_Directions for this task_
Your reproduction of the entries should be exact and should contain no pictures.

_Records supplied_

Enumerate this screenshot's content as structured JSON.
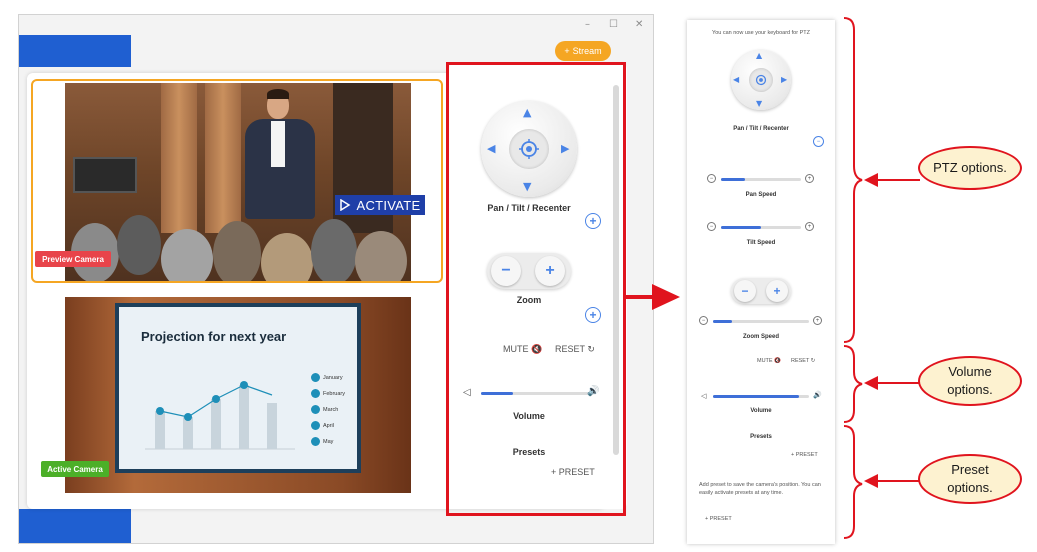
{
  "window": {
    "controls": {
      "minimize": "–",
      "maximize": "☐",
      "close": "✕"
    },
    "stream_button": "Stream"
  },
  "cameras": {
    "preview": {
      "label": "Preview Camera",
      "activate_button": "ACTIVATE"
    },
    "active": {
      "label": "Active Camera",
      "slide_title": "Projection for next year",
      "slide_legend": [
        "January",
        "February",
        "March",
        "April",
        "May"
      ]
    }
  },
  "ptz_panel": {
    "pan_tilt_label": "Pan / Tilt / Recenter",
    "zoom_label": "Zoom",
    "mute_label": "MUTE",
    "reset_label": "RESET",
    "volume_label": "Volume",
    "volume_level": 0.3,
    "presets_label": "Presets",
    "add_preset": "+ PRESET"
  },
  "right_panel": {
    "keyboard_hint": "You can now use your keyboard for PTZ",
    "pan_tilt_label": "Pan / Tilt / Recenter",
    "pan_speed_label": "Pan Speed",
    "pan_speed_level": 0.3,
    "tilt_speed_label": "Tilt Speed",
    "tilt_speed_level": 0.5,
    "zoom_speed_label": "Zoom Speed",
    "zoom_speed_level": 0.2,
    "mute_label": "MUTE",
    "reset_label": "RESET",
    "volume_label": "Volume",
    "volume_level": 0.9,
    "presets_label": "Presets",
    "add_preset": "+ PRESET",
    "preset_hint": "Add preset to save the camera's position. You can easily activate presets at any time.",
    "add_preset_bottom": "+ PRESET"
  },
  "callouts": {
    "ptz": "PTZ options.",
    "volume": "Volume options.",
    "preset": "Preset options."
  },
  "colors": {
    "accent": "#1f5fd1",
    "highlight": "#e0141e",
    "callout_fill": "#fdf2d0",
    "stream": "#f5a623"
  }
}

_Response for this exercise_
Enumerate this screenshot's content as structured JSON.
{
  "window": {
    "controls": {
      "minimize": "–",
      "maximize": "☐",
      "close": "✕"
    },
    "stream_button": "Stream"
  },
  "cameras": {
    "preview": {
      "label": "Preview Camera",
      "activate_button": "ACTIVATE"
    },
    "active": {
      "label": "Active Camera",
      "slide_title": "Projection for next year",
      "slide_legend": [
        "January",
        "February",
        "March",
        "April",
        "May"
      ]
    }
  },
  "ptz_panel": {
    "pan_tilt_label": "Pan / Tilt / Recenter",
    "zoom_label": "Zoom",
    "mute_label": "MUTE",
    "reset_label": "RESET",
    "volume_label": "Volume",
    "volume_level": 0.3,
    "presets_label": "Presets",
    "add_preset": "+ PRESET"
  },
  "right_panel": {
    "keyboard_hint": "You can now use your keyboard for PTZ",
    "pan_tilt_label": "Pan / Tilt / Recenter",
    "pan_speed_label": "Pan Speed",
    "pan_speed_level": 0.3,
    "tilt_speed_label": "Tilt Speed",
    "tilt_speed_level": 0.5,
    "zoom_speed_label": "Zoom Speed",
    "zoom_speed_level": 0.2,
    "mute_label": "MUTE",
    "reset_label": "RESET",
    "volume_label": "Volume",
    "volume_level": 0.9,
    "presets_label": "Presets",
    "add_preset": "+ PRESET",
    "preset_hint": "Add preset to save the camera's position. You can easily activate presets at any time.",
    "add_preset_bottom": "+ PRESET"
  },
  "callouts": {
    "ptz": "PTZ options.",
    "volume": "Volume options.",
    "preset": "Preset options."
  },
  "colors": {
    "accent": "#1f5fd1",
    "highlight": "#e0141e",
    "callout_fill": "#fdf2d0",
    "stream": "#f5a623"
  }
}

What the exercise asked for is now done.